(Beginning of DATA EXTRACT)
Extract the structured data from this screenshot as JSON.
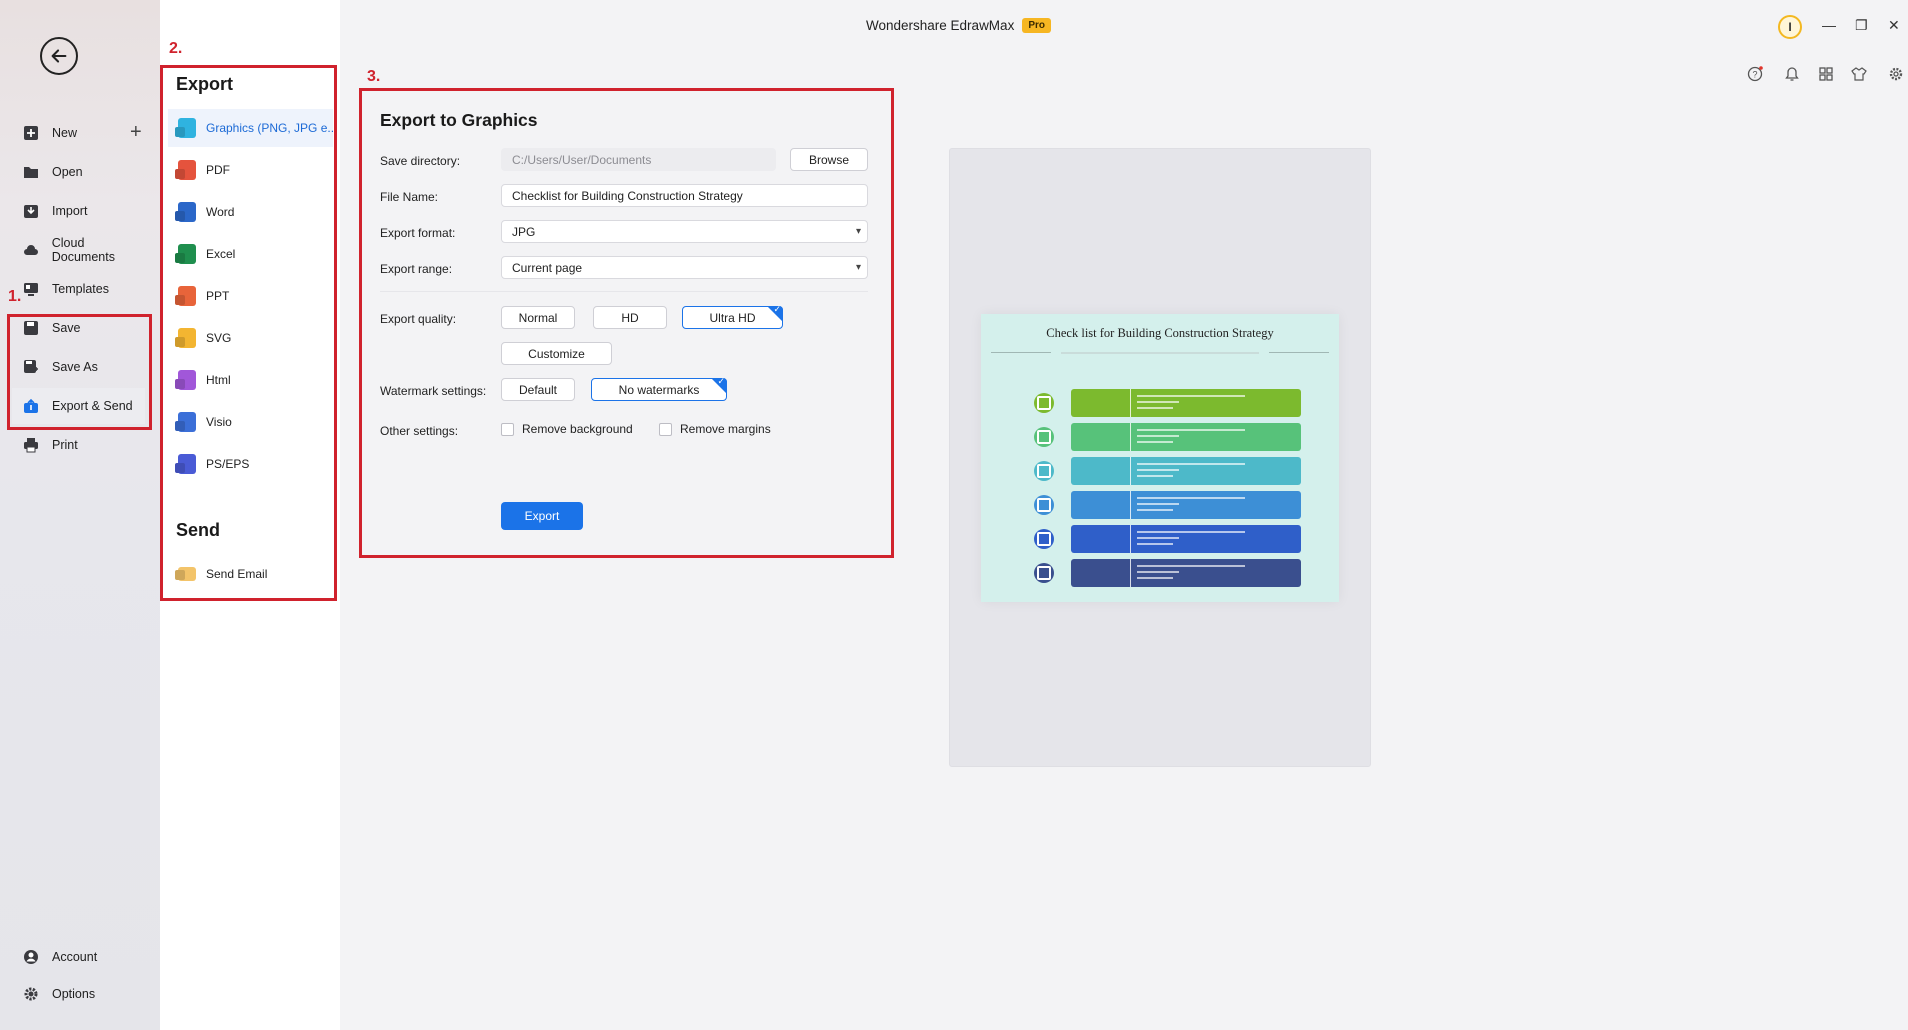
{
  "app": {
    "title": "Wondershare EdrawMax",
    "badge": "Pro",
    "avatar_initial": "I"
  },
  "sidebar": {
    "items": [
      {
        "label": "New",
        "icon": "plus-square-icon"
      },
      {
        "label": "Open",
        "icon": "folder-icon"
      },
      {
        "label": "Import",
        "icon": "import-icon"
      },
      {
        "label": "Cloud Documents",
        "icon": "cloud-icon"
      },
      {
        "label": "Templates",
        "icon": "templates-icon"
      },
      {
        "label": "Save",
        "icon": "save-icon"
      },
      {
        "label": "Save As",
        "icon": "save-as-icon"
      },
      {
        "label": "Export & Send",
        "icon": "export-icon"
      },
      {
        "label": "Print",
        "icon": "print-icon"
      },
      {
        "label": "Account",
        "icon": "account-icon"
      },
      {
        "label": "Options",
        "icon": "gear-icon"
      }
    ]
  },
  "export_menu": {
    "export_heading": "Export",
    "items": [
      {
        "label": "Graphics (PNG, JPG e...",
        "color": "#2fb3e0"
      },
      {
        "label": "PDF",
        "color": "#e5533d"
      },
      {
        "label": "Word",
        "color": "#2b67c9"
      },
      {
        "label": "Excel",
        "color": "#1f8f4e"
      },
      {
        "label": "PPT",
        "color": "#e8643a"
      },
      {
        "label": "SVG",
        "color": "#f3b531"
      },
      {
        "label": "Html",
        "color": "#a157d9"
      },
      {
        "label": "Visio",
        "color": "#3b6fd8"
      },
      {
        "label": "PS/EPS",
        "color": "#4a5bd6"
      }
    ],
    "send_heading": "Send",
    "send_items": [
      {
        "label": "Send Email",
        "color": "#f3c46a"
      }
    ]
  },
  "panel": {
    "title": "Export to Graphics",
    "save_directory_label": "Save directory:",
    "save_directory_value": "C:/Users/User/Documents",
    "browse_label": "Browse",
    "file_name_label": "File Name:",
    "file_name_value": "Checklist for Building Construction Strategy",
    "export_format_label": "Export format:",
    "export_format_value": "JPG",
    "export_range_label": "Export range:",
    "export_range_value": "Current page",
    "export_quality_label": "Export quality:",
    "quality_normal": "Normal",
    "quality_hd": "HD",
    "quality_ultra": "Ultra HD",
    "customize_label": "Customize",
    "watermark_label": "Watermark settings:",
    "watermark_default": "Default",
    "watermark_none": "No watermarks",
    "other_label": "Other settings:",
    "remove_background": "Remove background",
    "remove_margins": "Remove margins",
    "export_button": "Export"
  },
  "annotations": {
    "step1": "1.",
    "step2": "2.",
    "step3": "3."
  },
  "preview": {
    "title": "Check list for Building Construction Strategy",
    "row_colors": [
      "#7cba2e",
      "#57c27a",
      "#4db9c9",
      "#3d8fd6",
      "#2f5fc9",
      "#3a4f8e"
    ]
  },
  "accent_color": "#1b73e8",
  "highlight_color": "#d0222d"
}
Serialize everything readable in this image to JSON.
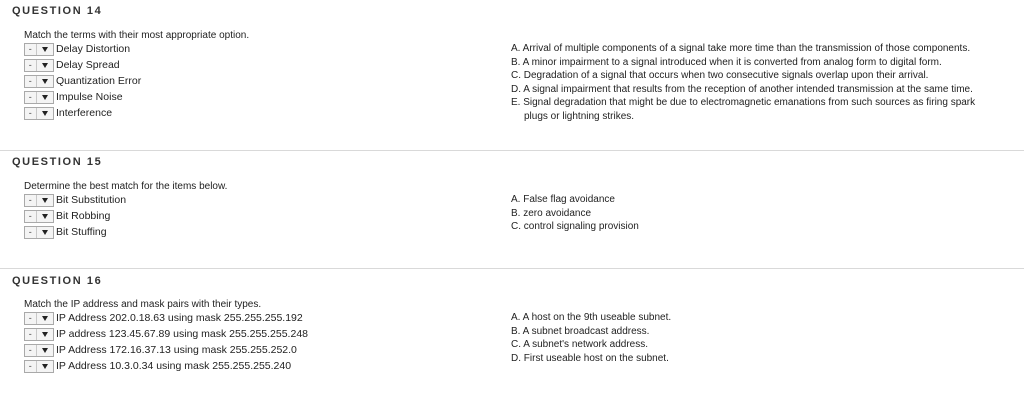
{
  "questions": [
    {
      "title": "QUESTION 14",
      "prompt": "Match the terms with their most appropriate option.",
      "terms": [
        "Delay Distortion",
        "Delay Spread",
        "Quantization Error",
        "Impulse Noise",
        "Interference"
      ],
      "dropdown_value": "-",
      "options": [
        "A. Arrival of multiple components of a signal take more time than the transmission of those components.",
        "B. A minor impairment to a signal introduced when it is converted from analog form to digital form.",
        "C. Degradation of a signal that occurs when two consecutive signals overlap upon their arrival.",
        "D. A signal impairment that results from the reception of another intended transmission at the same time.",
        "E. Signal degradation that might be due to electromagnetic emanations from such sources as firing spark"
      ],
      "option_continuation": "plugs or lightning strikes."
    },
    {
      "title": "QUESTION 15",
      "prompt": "Determine the best match for the items below.",
      "terms": [
        "Bit Substitution",
        "Bit Robbing",
        "Bit Stuffing"
      ],
      "dropdown_value": "-",
      "options": [
        "A. False flag avoidance",
        "B. zero avoidance",
        "C. control signaling provision"
      ]
    },
    {
      "title": "QUESTION 16",
      "prompt": "Match the IP address and mask pairs with their types.",
      "terms": [
        "IP Address 202.0.18.63 using mask 255.255.255.192",
        "IP address 123.45.67.89 using mask 255.255.255.248",
        "IP Address 172.16.37.13 using mask 255.255.252.0",
        "IP Address 10.3.0.34 using mask 255.255.255.240"
      ],
      "dropdown_value": "-",
      "options": [
        "A. A host on the 9th useable subnet.",
        "B. A subnet broadcast address.",
        "C. A subnet's network address.",
        "D. First useable host on the subnet."
      ]
    }
  ]
}
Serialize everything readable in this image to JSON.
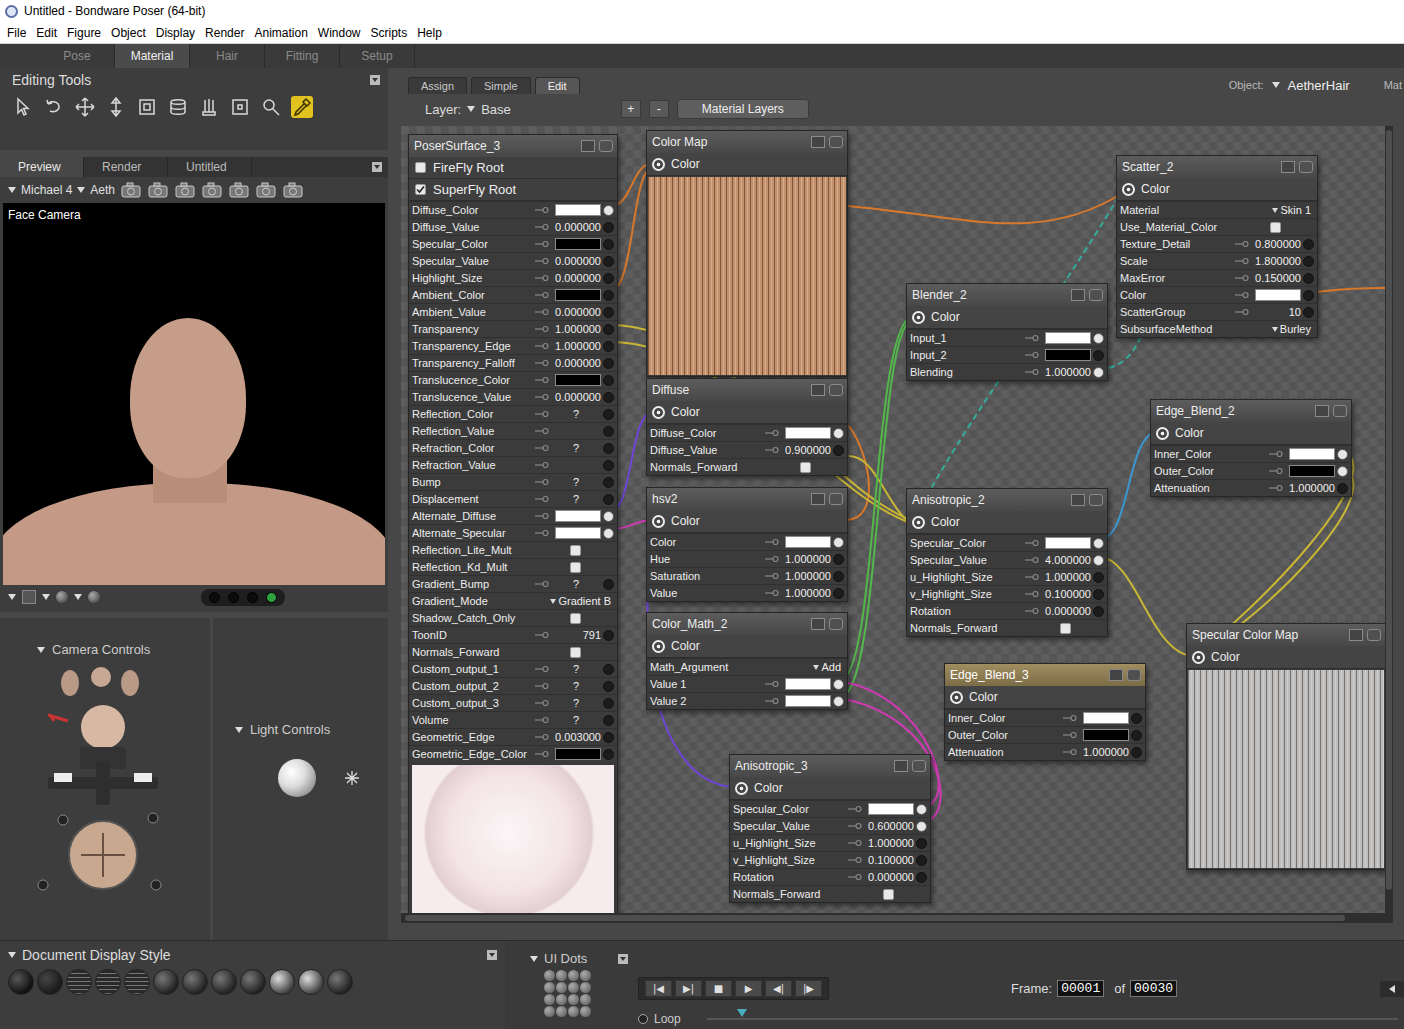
{
  "window": {
    "title": "Untitled - Bondware Poser (64-bit)"
  },
  "menu": [
    "File",
    "Edit",
    "Figure",
    "Object",
    "Display",
    "Render",
    "Animation",
    "Window",
    "Scripts",
    "Help"
  ],
  "rooms": [
    {
      "label": "Pose",
      "selected": false
    },
    {
      "label": "Material",
      "selected": true
    },
    {
      "label": "Hair",
      "selected": false
    },
    {
      "label": "Fitting",
      "selected": false
    },
    {
      "label": "Setup",
      "selected": false
    }
  ],
  "editing_tools": {
    "title": "Editing Tools",
    "tools": [
      {
        "selected": false
      },
      {
        "selected": false
      },
      {
        "selected": false
      },
      {
        "selected": false
      },
      {
        "selected": false
      },
      {
        "selected": false
      },
      {
        "selected": false
      },
      {
        "selected": false
      },
      {
        "selected": false
      },
      {
        "selected": true
      }
    ]
  },
  "preview": {
    "tabs": [
      {
        "label": "Preview",
        "selected": true
      },
      {
        "label": "Render",
        "selected": false
      },
      {
        "label": "Untitled",
        "selected": false
      }
    ],
    "figure": "Michael 4",
    "element": "Aeth",
    "camera": "Face Camera",
    "dots": [
      {
        "selected": false
      },
      {
        "selected": false
      },
      {
        "selected": false
      },
      {
        "selected": true
      }
    ]
  },
  "camera_controls": {
    "title": "Camera Controls"
  },
  "light_controls": {
    "title": "Light Controls"
  },
  "material": {
    "tabs": [
      {
        "label": "Assign",
        "selected": false
      },
      {
        "label": "Simple",
        "selected": false
      },
      {
        "label": "Edit",
        "selected": true
      }
    ],
    "object_label": "Object:",
    "object": "AetherHair",
    "clipped": "Mat",
    "layer_label": "Layer:",
    "layer": "Base",
    "layer_buttons": [
      "+",
      "-"
    ],
    "layers_button": "Material Layers",
    "nodes": [
      {
        "title": "PoserSurface_3",
        "kind": "root",
        "selected": false,
        "roots": [
          {
            "label": "FireFly Root",
            "checked": false
          },
          {
            "label": "SuperFly Root",
            "checked": true
          }
        ],
        "rows": [
          {
            "label": "Diffuse_Color",
            "kind": "color",
            "color": "#ffffff",
            "linked": true
          },
          {
            "label": "Diffuse_Value",
            "kind": "number",
            "value": "0.000000",
            "linked": false
          },
          {
            "label": "Specular_Color",
            "kind": "color",
            "color": "#000000",
            "linked": false
          },
          {
            "label": "Specular_Value",
            "kind": "number",
            "value": "0.000000",
            "linked": false
          },
          {
            "label": "Highlight_Size",
            "kind": "number",
            "value": "0.000000",
            "linked": false
          },
          {
            "label": "Ambient_Color",
            "kind": "color",
            "color": "#000000",
            "linked": false
          },
          {
            "label": "Ambient_Value",
            "kind": "number",
            "value": "0.000000",
            "linked": false
          },
          {
            "label": "Transparency",
            "kind": "number",
            "value": "1.000000",
            "linked": false
          },
          {
            "label": "Transparency_Edge",
            "kind": "number",
            "value": "1.000000",
            "linked": false
          },
          {
            "label": "Transparency_Falloff",
            "kind": "number",
            "value": "0.000000",
            "linked": false
          },
          {
            "label": "Translucence_Color",
            "kind": "color",
            "color": "#000000",
            "linked": false
          },
          {
            "label": "Translucence_Value",
            "kind": "number",
            "value": "0.000000",
            "linked": false
          },
          {
            "label": "Reflection_Color",
            "kind": "link",
            "value": "?",
            "linked": false
          },
          {
            "label": "Reflection_Value",
            "kind": "none",
            "linked": false
          },
          {
            "label": "Refraction_Color",
            "kind": "link",
            "value": "?",
            "linked": false
          },
          {
            "label": "Refraction_Value",
            "kind": "none",
            "linked": false
          },
          {
            "label": "Bump",
            "kind": "link",
            "value": "?",
            "linked": false
          },
          {
            "label": "Displacement",
            "kind": "link",
            "value": "?",
            "linked": false
          },
          {
            "label": "Alternate_Diffuse",
            "kind": "color",
            "color": "#ffffff",
            "linked": true
          },
          {
            "label": "Alternate_Specular",
            "kind": "color",
            "color": "#ffffff",
            "linked": true
          },
          {
            "label": "Reflection_Lite_Mult",
            "kind": "check",
            "checked": false
          },
          {
            "label": "Reflection_Kd_Mult",
            "kind": "check",
            "checked": false
          },
          {
            "label": "Gradient_Bump",
            "kind": "link",
            "value": "?",
            "linked": false
          },
          {
            "label": "Gradient_Mode",
            "kind": "menu",
            "value": "Gradient B"
          },
          {
            "label": "Shadow_Catch_Only",
            "kind": "check",
            "checked": false
          },
          {
            "label": "ToonID",
            "kind": "number",
            "value": "791",
            "linked": false
          },
          {
            "label": "Normals_Forward",
            "kind": "check",
            "checked": false
          },
          {
            "label": "Custom_output_1",
            "kind": "link",
            "value": "?",
            "linked": false
          },
          {
            "label": "Custom_output_2",
            "kind": "link",
            "value": "?",
            "linked": false
          },
          {
            "label": "Custom_output_3",
            "kind": "link",
            "value": "?",
            "linked": false
          },
          {
            "label": "Volume",
            "kind": "link",
            "value": "?",
            "linked": false
          },
          {
            "label": "Geometric_Edge",
            "kind": "number",
            "value": "0.003000",
            "linked": false
          },
          {
            "label": "Geometric_Edge_Color",
            "kind": "color",
            "color": "#000000",
            "linked": false
          }
        ]
      },
      {
        "title": "Color Map",
        "kind": "image",
        "selected": false,
        "output": "Color",
        "color": "#c4916a",
        "rows": []
      },
      {
        "title": "Diffuse",
        "kind": "node",
        "selected": false,
        "output": "Color",
        "rows": [
          {
            "label": "Diffuse_Color",
            "kind": "color",
            "color": "#ffffff",
            "linked": true
          },
          {
            "label": "Diffuse_Value",
            "kind": "number",
            "value": "0.900000",
            "linked": false
          },
          {
            "label": "Normals_Forward",
            "kind": "check",
            "checked": false
          }
        ]
      },
      {
        "title": "hsv2",
        "kind": "node",
        "selected": false,
        "output": "Color",
        "rows": [
          {
            "label": "Color",
            "kind": "color",
            "color": "#ffffff",
            "linked": true
          },
          {
            "label": "Hue",
            "kind": "number",
            "value": "1.000000",
            "linked": false
          },
          {
            "label": "Saturation",
            "kind": "number",
            "value": "1.000000",
            "linked": false
          },
          {
            "label": "Value",
            "kind": "number",
            "value": "1.000000",
            "linked": false
          }
        ]
      },
      {
        "title": "Color_Math_2",
        "kind": "node",
        "selected": false,
        "output": "Color",
        "rows": [
          {
            "label": "Math_Argument",
            "kind": "menu",
            "value": "Add"
          },
          {
            "label": "Value 1",
            "kind": "color",
            "color": "#ffffff",
            "linked": true
          },
          {
            "label": "Value 2",
            "kind": "color",
            "color": "#ffffff",
            "linked": true
          }
        ]
      },
      {
        "title": "Anisotropic_3",
        "kind": "node",
        "selected": false,
        "output": "Color",
        "rows": [
          {
            "label": "Specular_Color",
            "kind": "color",
            "color": "#ffffff",
            "linked": true
          },
          {
            "label": "Specular_Value",
            "kind": "number",
            "value": "0.600000",
            "linked": true
          },
          {
            "label": "u_Highlight_Size",
            "kind": "number",
            "value": "1.000000",
            "linked": false
          },
          {
            "label": "v_Highlight_Size",
            "kind": "number",
            "value": "0.100000",
            "linked": false
          },
          {
            "label": "Rotation",
            "kind": "number",
            "value": "0.000000",
            "linked": false
          },
          {
            "label": "Normals_Forward",
            "kind": "check",
            "checked": false
          }
        ]
      },
      {
        "title": "Blender_2",
        "kind": "node",
        "selected": false,
        "output": "Color",
        "rows": [
          {
            "label": "Input_1",
            "kind": "color",
            "color": "#ffffff",
            "linked": true
          },
          {
            "label": "Input_2",
            "kind": "color",
            "color": "#000000",
            "linked": false
          },
          {
            "label": "Blending",
            "kind": "number",
            "value": "1.000000",
            "linked": true
          }
        ]
      },
      {
        "title": "Anisotropic_2",
        "kind": "node",
        "selected": false,
        "output": "Color",
        "rows": [
          {
            "label": "Specular_Color",
            "kind": "color",
            "color": "#ffffff",
            "linked": true
          },
          {
            "label": "Specular_Value",
            "kind": "number",
            "value": "4.000000",
            "linked": true
          },
          {
            "label": "u_Highlight_Size",
            "kind": "number",
            "value": "1.000000",
            "linked": false
          },
          {
            "label": "v_Highlight_Size",
            "kind": "number",
            "value": "0.100000",
            "linked": false
          },
          {
            "label": "Rotation",
            "kind": "number",
            "value": "0.000000",
            "linked": false
          },
          {
            "label": "Normals_Forward",
            "kind": "check",
            "checked": false
          }
        ]
      },
      {
        "title": "Edge_Blend_3",
        "kind": "node",
        "selected": true,
        "output": "Color",
        "rows": [
          {
            "label": "Inner_Color",
            "kind": "color",
            "color": "#ffffff",
            "linked": false
          },
          {
            "label": "Outer_Color",
            "kind": "color",
            "color": "#000000",
            "linked": false
          },
          {
            "label": "Attenuation",
            "kind": "number",
            "value": "1.000000",
            "linked": false
          }
        ]
      },
      {
        "title": "Scatter_2",
        "kind": "node",
        "selected": false,
        "output": "Color",
        "rows": [
          {
            "label": "Material",
            "kind": "menu",
            "value": "Skin 1"
          },
          {
            "label": "Use_Material_Color",
            "kind": "check",
            "checked": false
          },
          {
            "label": "Texture_Detail",
            "kind": "number",
            "value": "0.800000",
            "linked": false
          },
          {
            "label": "Scale",
            "kind": "number",
            "value": "1.800000",
            "linked": false
          },
          {
            "label": "MaxError",
            "kind": "number",
            "value": "0.150000",
            "linked": false
          },
          {
            "label": "Color",
            "kind": "color",
            "color": "#ffffff",
            "linked": false
          },
          {
            "label": "ScatterGroup",
            "kind": "number",
            "value": "10",
            "linked": false
          },
          {
            "label": "SubsurfaceMethod",
            "kind": "menu",
            "value": "Burley"
          }
        ]
      },
      {
        "title": "Edge_Blend_2",
        "kind": "node",
        "selected": false,
        "output": "Color",
        "rows": [
          {
            "label": "Inner_Color",
            "kind": "color",
            "color": "#ffffff",
            "linked": true
          },
          {
            "label": "Outer_Color",
            "kind": "color",
            "color": "#000000",
            "linked": true
          },
          {
            "label": "Attenuation",
            "kind": "number",
            "value": "1.000000",
            "linked": false
          }
        ]
      },
      {
        "title": "Specular Color Map",
        "kind": "image",
        "selected": false,
        "output": "Color",
        "color": "#bdbdbd",
        "rows": []
      }
    ],
    "wires": [
      {
        "color": "#d8782a",
        "dashed": false
      },
      {
        "color": "#d8782a",
        "dashed": false
      },
      {
        "color": "#d8782a",
        "dashed": false
      },
      {
        "color": "#d8782a",
        "dashed": false
      },
      {
        "color": "#d8782a",
        "dashed": false
      },
      {
        "color": "#c9b634",
        "dashed": false
      },
      {
        "color": "#c9b634",
        "dashed": false
      },
      {
        "color": "#c9b634",
        "dashed": false
      },
      {
        "color": "#52b84a",
        "dashed": false
      },
      {
        "color": "#52b84a",
        "dashed": false
      },
      {
        "color": "#35ad9b",
        "dashed": true
      },
      {
        "color": "#35ad9b",
        "dashed": true
      },
      {
        "color": "#3b97cf",
        "dashed": false
      },
      {
        "color": "#c9b634",
        "dashed": false
      },
      {
        "color": "#c9b634",
        "dashed": false
      },
      {
        "color": "#c9b634",
        "dashed": false
      },
      {
        "color": "#6f44d6",
        "dashed": false
      },
      {
        "color": "#cf3ab4",
        "dashed": false
      },
      {
        "color": "#cf3ab4",
        "dashed": false
      },
      {
        "color": "#cf3ab4",
        "dashed": false
      },
      {
        "color": "#6f44d6",
        "dashed": false
      }
    ]
  },
  "display_style": {
    "title": "Document Display Style"
  },
  "ui_dots": {
    "title": "UI Dots"
  },
  "timeline": {
    "controls": [
      "|◀",
      "▶|",
      "■",
      "▶",
      "◀|",
      "|▶"
    ],
    "frame_label": "Frame:",
    "frame": "00001",
    "of": "of",
    "total": "00030",
    "loop": "Loop"
  }
}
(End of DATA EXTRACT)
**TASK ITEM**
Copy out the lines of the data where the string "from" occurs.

**RESPONSE FOR THIS EXERCISE**
Extract the structured data from this screenshot as JSON.
        "B. A minor impairment to a signal introduced when it is converted from analog form to digital form.",
        "D. A signal impairment that results from the reception of another intended transmission at the same time.",
        "E. Signal degradation that might be due to electromagnetic emanations from such sources as firing spark"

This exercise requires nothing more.